So instead of buying Tiffany or Burberry, as long rumoured, LVMH has snapped up Italian brand Loro Piana, known for their baby cashmere and vicuna, which take soft to a whole other level. It’s a strategic move, on many levels that go far beyond quantifiable profit, even in a world obsessed with putting a number on that amorphous thing known as “brand equity.” There are a lot of reasons why, but if I had to pick the most important, I’d settle on the following: family.
Stuart McCullough, the CEO of Woolmark, wants to relaunch wool as a brand. A luxury brand. Woolmark, of course, is already a logo, and there are unquestionably luxury fibres (see cashmere, vicuna, silk), but to turn a fibre itself into a brand seems like – well, a challenge. Isn’t it a material? Can materials be brands? Is this the ultimate example of the contemporary belief that everything, but everything – people, dogs, washing machines – can be a brand? Maybe. But the does have two recent developments going for him.

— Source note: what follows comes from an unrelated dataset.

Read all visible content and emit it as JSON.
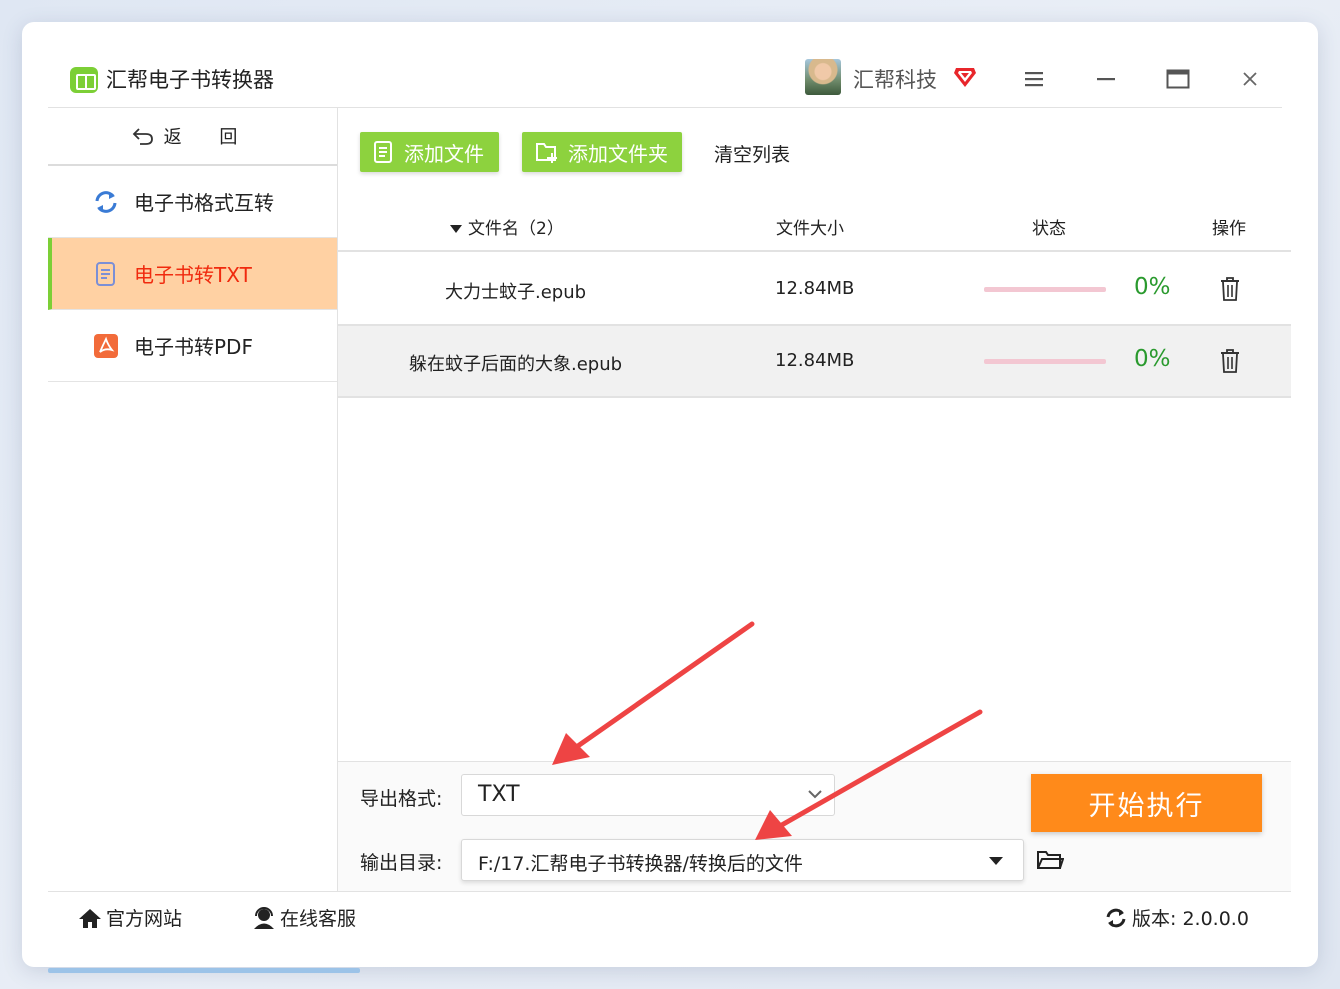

Today my colleague Scheherazade Daneshkhu has written a terrific piece about the luxury race to the vertical – the move among the big groups to own not only their own manufacturing and retail, but their suppliers – and lo! what should happened but yet more proof of the trend: Loro Piana has bought a majority stake in the Argentinian alpaca producer Sanin SA. It ain’t just about leather and python anymore: now fibers are in the mix. And I wonder how far it will go?